A managed services model, also known as a fully outsourced model, is a distinct type of outsourcing that covers all IT functions. In a managed services model, the provider takes charge of all technology decisions as long as the decisions are within the parameters that the company has set. Under this subscription model, the customer or customer is the entity that directly owns or supervises the organization or system being managed, while the managed service provider (MSP) is the service provider that provides the managed services. Customer and MSP are subject to a contractual service-level agreement that sets out the performance and quality metrics of their relationship.
Adopting managed services is intended to be an efficient way to keep up with technology, access skills, and address issues related to cost, service quality and risk. As the IT infrastructure components of many SMEs and large corporations are migrating to the cloud, and MSPs (managed service providers) are increasingly faced with the challenge of cloud computing, several MSPs provide in-house cloud services or act as intermediaries with service providers in the cloud. A recent survey states that the lack of knowledge and experience in cloud computing, rather than the reluctance of suppliers, seems to be the main obstacle to this transition. For example, in transportation, many companies face significant increases in fuel and carrier costs, driver shortages, customer service requests, and global supply chain complexities.
Managing day-to-day transport processes and reducing related costs are presented as significant burdens requiring the expertise of providers of managed transport services (or managed transport services). A managed services model is a different type of outsourcing that covers all IT functions. This is also known as the fully outsourced model. In a managed services model, the provider takes charge of all technology decisions.
However, this decision must be within the parameters that the company has set. The only important role that the company has in the managed services model is to review the processes. Managed services are sold as a subscription, and customers pay a monthly fee. This approach provides a steady stream of monthly recurring revenue (MRR) for the MSP, as opposed to the unpredictability of generating revenue from one-off projects.
The stability of MRR is part of what has attracted investors to the MSP sector. So, even if the entrepreneur is far from needing an exit strategy, it is good to know that it exists. Aryaka's managed SD-WAN and SASE products for midsize enterprises deliver their services through the company's new L3 private core. Entrepreneurs considering launching an MSP business, or investors considering MSPs as an investment opportunity, should consider the pros and cons of managed IT services.
From the initial approach of remote monitoring and management of servers and networks, the scope of an MSP's services expanded to include mobile device management, managed security, remote firewall management and security-as-a-service, and managed print services. From my experience working with small and large client companies, I often suggest how a managed service can help address these challenges. Fully Managed IT Services Services combined with a network operations center to proactively monitor systems, resolve issues, and get the job done with a level of expertise and efficiency unmatched by other solutions. Managed service contracts signed with your customers protect you from when customers decide to reduce costs by reducing their IT spending.

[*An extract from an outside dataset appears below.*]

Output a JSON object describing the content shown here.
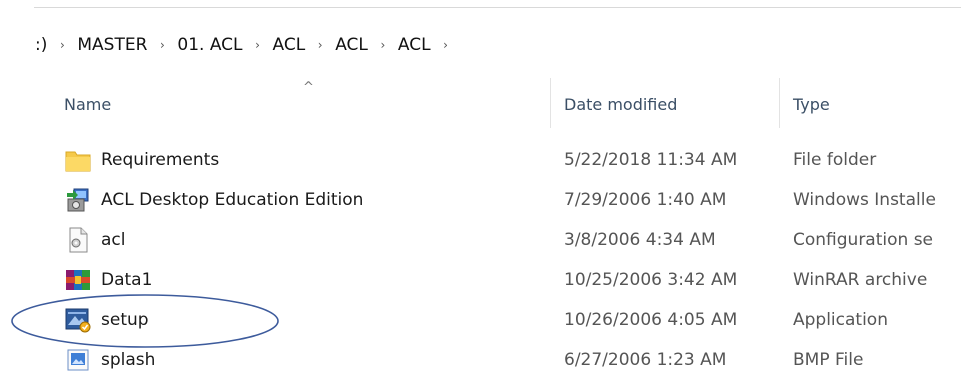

When a managed service provider is asked to meet an organization's business objectives, they are often expected to fill some gap or role in an IT system or staff. Internal Managed IT Services The process in which an organization contracts with its own IT service providers and pays their salary, benefits, and additional training, as well as the infrastructure they oversee. At the other end of the spectrum, service providers offer comprehensive managed services covering everything from alerts to troubleshooting. A managed service provider (MSP) is a third-party company that remotely manages a customer's information technology (IT) infrastructure and end-user systems.
And to follow up on the tips presented in this short article, be sure to watch the webinar on Inbound Revenue Acceleration for Managed Services %26 IT Consulting. On the contrary, the MSP is highly efficient in delivering IT services in a way that keeps costs low and implementation time short, while providing a high quality service to the business. . .